• Brief: Give the line with "Extract the structured" again, along with every line below it to the end of the records, word for word.

• Exercise data:
+---+
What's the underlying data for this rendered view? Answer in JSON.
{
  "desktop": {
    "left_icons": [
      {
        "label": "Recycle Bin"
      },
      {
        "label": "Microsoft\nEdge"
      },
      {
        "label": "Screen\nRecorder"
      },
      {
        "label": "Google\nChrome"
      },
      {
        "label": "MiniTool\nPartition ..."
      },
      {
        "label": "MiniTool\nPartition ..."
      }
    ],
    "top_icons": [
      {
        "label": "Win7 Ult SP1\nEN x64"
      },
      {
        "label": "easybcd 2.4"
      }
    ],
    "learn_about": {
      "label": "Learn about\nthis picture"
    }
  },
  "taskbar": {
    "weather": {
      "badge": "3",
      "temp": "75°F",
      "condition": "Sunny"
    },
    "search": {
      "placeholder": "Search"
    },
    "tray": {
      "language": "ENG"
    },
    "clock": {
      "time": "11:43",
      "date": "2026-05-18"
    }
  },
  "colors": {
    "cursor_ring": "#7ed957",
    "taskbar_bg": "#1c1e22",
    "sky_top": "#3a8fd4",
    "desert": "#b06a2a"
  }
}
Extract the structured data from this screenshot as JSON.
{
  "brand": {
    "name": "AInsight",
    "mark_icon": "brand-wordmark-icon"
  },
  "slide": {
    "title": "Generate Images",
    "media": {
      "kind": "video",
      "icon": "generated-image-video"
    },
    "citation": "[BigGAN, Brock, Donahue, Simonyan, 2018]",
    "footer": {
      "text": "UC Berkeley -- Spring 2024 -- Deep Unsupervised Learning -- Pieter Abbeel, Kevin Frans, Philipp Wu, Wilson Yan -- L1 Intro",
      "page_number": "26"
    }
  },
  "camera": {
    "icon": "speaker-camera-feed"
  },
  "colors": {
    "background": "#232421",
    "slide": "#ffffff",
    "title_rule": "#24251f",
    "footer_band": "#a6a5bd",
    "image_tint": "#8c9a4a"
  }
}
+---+
• Solution:
Extract the structured data from this screenshot as JSON.
{
  "brand": {
    "name": "AInsight",
    "mark_icon": "brand-wordmark-icon"
  },
  "slide": {
    "title": "Generate Images",
    "media": {
      "kind": "video",
      "icon": "generated-image-video"
    },
    "citation": "[BigGAN, Brock, Donahue, Simonyan, 2018]",
    "footer": {
      "text": "UC Berkeley -- Spring 2024 -- Deep Unsupervised Learning -- Pieter Abbeel, Kevin Frans, Philipp Wu, Wilson Yan -- L1 Intro",
      "page_number": "26"
    }
  },
  "camera": {
    "icon": "speaker-camera-feed"
  },
  "colors": {
    "background": "#232421",
    "slide": "#ffffff",
    "title_rule": "#24251f",
    "footer_band": "#a6a5bd",
    "image_tint": "#8c9a4a"
  }
}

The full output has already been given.